Not New York, the city; New York, the magazine.

Here’s esteemed art critic Jerry Saltz in the current issue, which surveys the cultural zeitgeist from 2000-2009, writing about Jeff Koons and his monumental, 40-foot floral sculpture of a West Highland white terrier, clad in 50,000 petunias, begonias, marigolds and chrysanthemums:


After his 1991 ‘Made in Heaven’ exhibition, in which we saw graphic depictions of Koons and his ex-wife, the porn star La Cicciolina, having sex, Koons was shunned within the art world. He wasn’t invited to biennials; he had only one more New York solo gallery show in the nineties. To get a sense of how that felt to Koons, consider that he once mused about being ‘burned at the stake.’ So he spent most of the nineties working to return to New York with something utterly perfect, powerful, and beyond criticism. ‘Puppy’ accomplished that. Not only was it an instant icon; it is the first piece of art exhibited in the 21st century that was clearly jockeying for pop-culture supremacy.

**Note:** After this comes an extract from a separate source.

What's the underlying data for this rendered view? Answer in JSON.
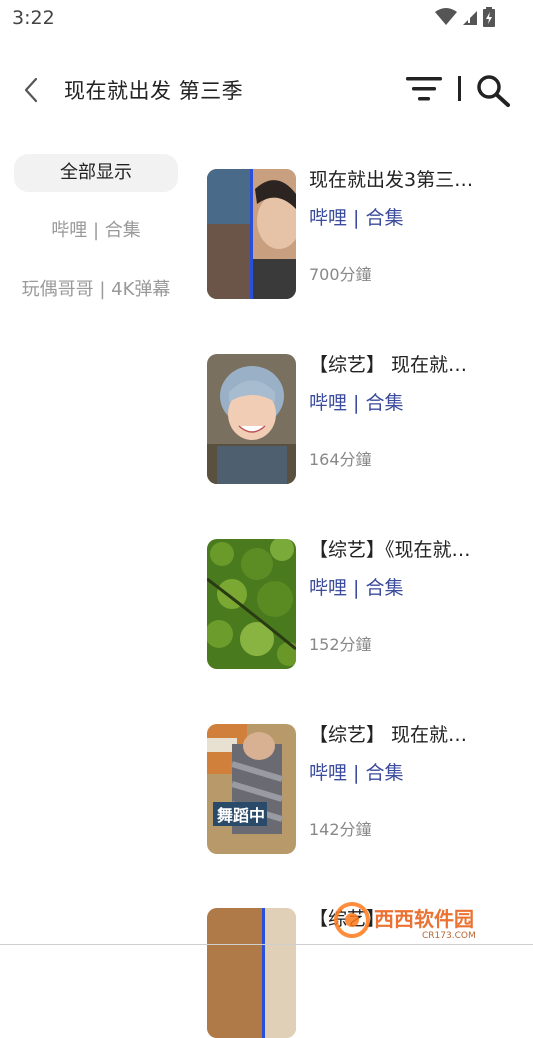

“Puppy” was “the first piece of art exhibited in the 21st century that was clearly jockeying for pop-culture supremacy”? Was it preparing for that in 1992 when it was first shown in Bad Arolsen, Germany, a stone’s throw from Kassel and the mega-show Documenta IX, whose art-world thunder the wonderful doggie stole?

Or in 1995, when it went up Down Under, just across the inlet from the iconic Opera House in Sydney, Australia (pictured)?

Or in 1997, when it became a photogenic add-on to Frank Gehry’s Guggenheim Museum in Bilbao, Spain, arguably the most photographed building of the last 50 years?

Apparently the assault on Manhattan was planned with extraordinary, slow-motion cunning.

Saltz mentions that “Puppy” was fabricated in Germany eight years before it got to Rockefeller Center, but he doesn’t mention that millions of people all over the world saw it exhibited in the 1990s -- which is pretty much the definition of popular culture these days. Provincial Manhattan might have “shunned” Koons, but the art world elsewhere was happy to bring the amazing masterpiece to town.

And speaking of pop culture supremacy, need I mention the obvious ancestry of Koons’ colossal work of art, with its thousands of flowers fed by an elaborate internal watering system? I will concede that New York has its quaint hot-air balloons floating down Fifth Avenue on Thanksgiving Day. But for colossal pop culture strangeness, give me the mega-floral New Year’s extravaganzas in Pasadena’s Tournament of Roses Parade any time.

-- Christopher Knight